The authors discuss two case studies in their investigation of the complex interactions between environmental justice and government. These analyses offer a comprehensive view of both the siting and regulation of polluting activities, as well as a discussion of the effects on major natural resources such as clean air and drinking water. In each case, the authors both describe current government responses to the problem and offer specific recommendations regarding what actions should be taken in the future.
Browse by title
Dennis C. Cory, Tauhidur Rahman, Satheesh Aradhyula, Melissa Anne Burns and Miles H. Kiger
This book examines current developments in international law which regulate the uses of plant genetic resources for food and agriculture, and the various property regimes which are applied to these resources by these international agreements.
Edited by Janet E. Milne and Mikael S. Andersen
The Handbook of Research on Environmental Taxation captures the state of the art of research on environmental taxation. Written by 36 specialists in environmental taxation from 16 countries, it takes an interdisciplinary and international approach, focusing on issues that are universal to using taxation to achieve environmental goals.
Gauging the Legal and Policy Currents in the Asia Pacific and Beyond
Edited by Robin Warner and Clive Schofield
Climate Change and the Oceans investigates the effects of climate change on the ocean environment and its implications for maritime activities, both globally and within the Asia Pacific region.
Towards National Legislation for Climate Protection
Edited by Marjan Peeters, Mark Stallworthy and Javier de Cendra de Larragán
The complex and multifaceted nature of EU climate legislation poses a major challenge for EU member states. This timely book focuses on national climate action, addressing the regulatory responses required for the purposes of meeting greenhouse gas emissions reduction objectives for 2020 (and beyond).
Law and Regulation for the 21st Century
Louis J. Kotzé
This timely book brings much-needed clarity to the concept of ‘environmental governance’ as manifested in the global regulatory domain. The author argues that despite being used as a fashionable term by many – including economists, political scientists, environmentalists and, increasingly, lawyers – its theoretical contours and conceptual content remain unclear, incoherent, and inconsistent. In addressing this problem, the book begins by describing globalization as a general context of governance. It comprehensively interrogates and clarifies both the governance and global governance concepts, and then explains aspects and components of global environmental governance. Finally it investigates the role of law in global environmental governance.
International Policy and Regulatory Frameworks
Edited by Rosemary Rayfuse and Nicole Weisfelt

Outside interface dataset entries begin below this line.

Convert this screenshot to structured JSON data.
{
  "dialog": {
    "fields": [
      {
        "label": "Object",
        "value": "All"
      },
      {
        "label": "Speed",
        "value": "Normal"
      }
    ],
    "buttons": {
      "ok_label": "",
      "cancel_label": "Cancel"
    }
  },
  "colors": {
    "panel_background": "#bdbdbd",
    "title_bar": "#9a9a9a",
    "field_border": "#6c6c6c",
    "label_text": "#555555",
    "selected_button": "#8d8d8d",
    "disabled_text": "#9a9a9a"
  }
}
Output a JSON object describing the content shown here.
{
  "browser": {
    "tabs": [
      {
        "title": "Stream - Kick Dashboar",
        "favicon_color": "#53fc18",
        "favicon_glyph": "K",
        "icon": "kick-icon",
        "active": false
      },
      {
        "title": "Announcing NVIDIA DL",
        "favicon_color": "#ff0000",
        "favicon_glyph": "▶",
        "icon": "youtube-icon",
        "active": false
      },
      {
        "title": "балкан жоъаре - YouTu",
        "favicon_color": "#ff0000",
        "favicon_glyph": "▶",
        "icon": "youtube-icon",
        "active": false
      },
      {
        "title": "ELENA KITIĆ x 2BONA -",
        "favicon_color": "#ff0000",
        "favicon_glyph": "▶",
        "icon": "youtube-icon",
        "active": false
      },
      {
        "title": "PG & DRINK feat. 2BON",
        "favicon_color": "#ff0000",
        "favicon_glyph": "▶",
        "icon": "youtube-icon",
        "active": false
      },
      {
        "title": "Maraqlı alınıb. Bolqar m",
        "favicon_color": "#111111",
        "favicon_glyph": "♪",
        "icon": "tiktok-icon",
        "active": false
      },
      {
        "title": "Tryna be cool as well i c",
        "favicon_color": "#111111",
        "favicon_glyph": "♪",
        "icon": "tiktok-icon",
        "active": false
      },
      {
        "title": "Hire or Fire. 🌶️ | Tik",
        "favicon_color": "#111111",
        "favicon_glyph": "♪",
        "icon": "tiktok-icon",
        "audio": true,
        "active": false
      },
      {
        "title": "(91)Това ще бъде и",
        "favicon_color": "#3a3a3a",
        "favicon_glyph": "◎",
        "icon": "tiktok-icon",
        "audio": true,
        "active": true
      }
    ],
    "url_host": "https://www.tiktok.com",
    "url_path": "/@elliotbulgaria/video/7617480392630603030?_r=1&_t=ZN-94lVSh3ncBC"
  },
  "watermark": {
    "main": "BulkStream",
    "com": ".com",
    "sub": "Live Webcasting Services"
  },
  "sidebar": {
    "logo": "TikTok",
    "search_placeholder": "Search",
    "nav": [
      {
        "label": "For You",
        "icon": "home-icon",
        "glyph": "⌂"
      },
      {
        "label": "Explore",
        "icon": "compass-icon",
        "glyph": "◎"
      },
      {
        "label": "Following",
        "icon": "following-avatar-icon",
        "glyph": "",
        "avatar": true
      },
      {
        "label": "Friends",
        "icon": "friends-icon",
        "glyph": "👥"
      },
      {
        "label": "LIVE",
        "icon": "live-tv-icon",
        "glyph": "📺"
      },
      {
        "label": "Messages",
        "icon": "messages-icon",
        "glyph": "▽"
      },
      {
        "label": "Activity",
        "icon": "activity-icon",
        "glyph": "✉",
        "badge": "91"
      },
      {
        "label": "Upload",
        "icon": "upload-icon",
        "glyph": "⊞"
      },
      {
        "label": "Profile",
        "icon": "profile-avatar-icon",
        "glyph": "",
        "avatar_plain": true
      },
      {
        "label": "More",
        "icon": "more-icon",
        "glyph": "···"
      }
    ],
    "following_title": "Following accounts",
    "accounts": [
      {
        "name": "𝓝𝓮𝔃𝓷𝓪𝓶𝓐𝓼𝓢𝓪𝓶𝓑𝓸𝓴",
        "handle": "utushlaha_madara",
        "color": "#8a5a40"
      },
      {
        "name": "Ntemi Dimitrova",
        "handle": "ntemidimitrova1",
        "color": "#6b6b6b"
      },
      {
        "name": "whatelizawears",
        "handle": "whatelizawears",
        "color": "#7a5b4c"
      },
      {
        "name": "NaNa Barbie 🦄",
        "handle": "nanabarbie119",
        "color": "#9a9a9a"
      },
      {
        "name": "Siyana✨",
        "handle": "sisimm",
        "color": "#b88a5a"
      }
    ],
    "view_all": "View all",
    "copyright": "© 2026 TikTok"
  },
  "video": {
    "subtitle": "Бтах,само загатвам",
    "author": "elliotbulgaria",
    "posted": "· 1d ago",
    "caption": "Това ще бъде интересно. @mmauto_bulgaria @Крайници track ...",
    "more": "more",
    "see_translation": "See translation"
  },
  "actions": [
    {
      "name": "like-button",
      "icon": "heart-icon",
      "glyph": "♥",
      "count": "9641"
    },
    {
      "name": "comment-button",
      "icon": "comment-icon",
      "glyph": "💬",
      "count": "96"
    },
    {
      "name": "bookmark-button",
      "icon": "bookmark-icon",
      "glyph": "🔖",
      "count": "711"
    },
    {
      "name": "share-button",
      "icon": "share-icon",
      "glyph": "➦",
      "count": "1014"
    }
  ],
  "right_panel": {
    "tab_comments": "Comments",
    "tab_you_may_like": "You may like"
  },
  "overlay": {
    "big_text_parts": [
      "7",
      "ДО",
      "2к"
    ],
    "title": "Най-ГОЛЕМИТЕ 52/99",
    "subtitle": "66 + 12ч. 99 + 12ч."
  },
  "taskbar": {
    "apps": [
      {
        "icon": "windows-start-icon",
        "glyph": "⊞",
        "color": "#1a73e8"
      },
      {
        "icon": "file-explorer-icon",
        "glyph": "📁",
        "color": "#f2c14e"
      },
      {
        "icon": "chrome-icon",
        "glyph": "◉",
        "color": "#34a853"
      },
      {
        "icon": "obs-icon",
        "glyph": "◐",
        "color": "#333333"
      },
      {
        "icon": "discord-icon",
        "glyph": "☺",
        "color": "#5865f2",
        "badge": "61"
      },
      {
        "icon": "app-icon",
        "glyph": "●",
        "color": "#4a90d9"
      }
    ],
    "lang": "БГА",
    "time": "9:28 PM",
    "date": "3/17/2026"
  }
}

This timely study addresses the pressing issue of food security through a range of interdisciplinary contributions, providing both scholarly and policy-making perspectives. It sets the discussion on food security within the little-studied context of its international legal and regulatory framework. The expert contributors explore the key issues from a development perspective and through the lens of existing governance and policy systems with a view to articulating how these systems can be made more effective in dealing with the roots of food insecurity.
Harmonizing International Regimes for the Sustainable Use of Living Resources
This timely book discusses various international norms that qualify the right, which all states have to access and exploit living resources in marine areas beyond national jurisdiction, in order to promote the conservation of such species.
Law and Effect
Joseph F.C. DiMento and Alexis Jaclyn Hickman
The great seas contain immense resources and provide invaluable services to humankind, yet their environmental conditions are threatened worldwide. The authors of this comprehensive study provide a rich assessment of the seas and the efficacy of the initiatives governing them, as well as suggestions for improving governance and protection. Case studies of the Baltic, Mediterranean, Black, Caribbean and East Asian seas illustrate the varying degrees of policy success, failure and promise.
Edited by Rosemary Rayfuse and Shirley V. Scott
This timely study brings together a group of leading scholars in their respective fields of international law to examine the impacts of climate change, and our responses to it, on the whole spectrum of international legal regimes, including those dealing with everything from climate displacement, human rights, and international trade and investment, to the oceans, the environment, armed conflicts and the use of force, and outer-space. The volume also examines the impacts of climate change on the underlying principles and processes of international law including those relating to the making and enforcement of international law and to third party dispute resolution. The book shows that there is much more to dealing with climate change than negotiating one global climate change-specific regime. Other areas of international law can, and must, be included in the solution. In this way international law can maximise its coherence and its efficacy.